I have been interested by the response to my question about the Baroque.
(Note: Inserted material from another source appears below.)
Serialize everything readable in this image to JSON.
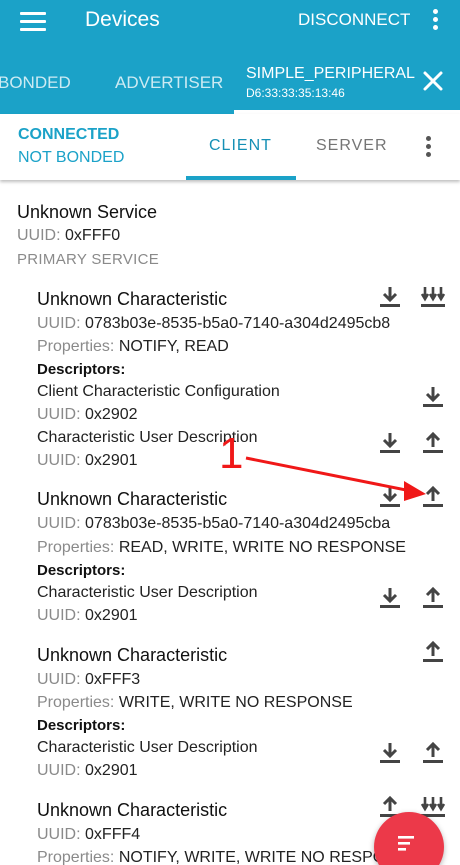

One intelligent email suggests that the English have a particular problem with the Baroque, and links this with the emotional side of it and the Incarnational. I think this is dead right. The Reformation taught the English to be wary of the Flesh; "Spirituality" has to be etherial and other-worldly. A "spiritual" girl is one with an unhealthy washed-out complexion and vague watery eyes. Mind you, English medieval art was intensely emotional and Incarnational. You can find faded murals in medieval churches, revealed after the removals of layers of whitewash, showing in lurid (Oh dear! Would I have used that philologically inapposite adjective if I were not English?) detail the lacerations of Christ's flesh. It's all a bit like Guinness: we tend to think of stout porter as an Irish beverage, while until the first world war it was made all over the Atlantic archipelago: it's just that it is in Ireland, because of historical accidents, that it has mainly survived. Or bagpipes: they were common to most of Europe until the twentieth century, but in most places they have disappeared, leaving a popular impression that they are mainly Scotch. There's nothing inherently unEnglish about Emotion and Incarnation in ones spirituality; it's just that since the cultural schisms of the sixteenth century, they have been phased out of English religion: leaving them to appear foreign and alien. Yes? And since the Baroque is so superbly capable of expressing the emotional and the Incarnational - and is foreign and papist - the Baroque magnetically attracts to it all the suspicions generated by 450 years of religious and cultural heresy.
Remember Dr Dawkins' illuminating diatribe in the Washington Post: for heavens sake read it if you haven't already. I mean it; you'll learn more from that one interview than from volumes of history, sociology, or psychology. It is so revealing because it shows that it's not religion as such or belief in God as such that gets under his skin, but that horrible thing Catholicism. Dawkins is your typical ignorant English bigot. Honest: scratch nine English out of ten and you'll find Dawkins just under the surface.
Those of you who are within reach of London and have not yet done the excellent NG exhibition of Spanish religious art: can I ask you, after you go, to report back on the reactions of the viewers to the realism with which emotion and suffering are portrayed? I recall one arty historically gent peering down at an alarmingly realistic dead Christ and addressing his companion on the views of Vasari. A defence mechanism - contrived dispassion - against the danger of actual response? A friend of mine picked up a rumour that the attendants had been warned to be on the lookout for nutters who might try to damage the exhibits ... or to pray before them! If I'd known before I went, I would have tried it (the prayer, I mean, not the vandalism) to see what happened.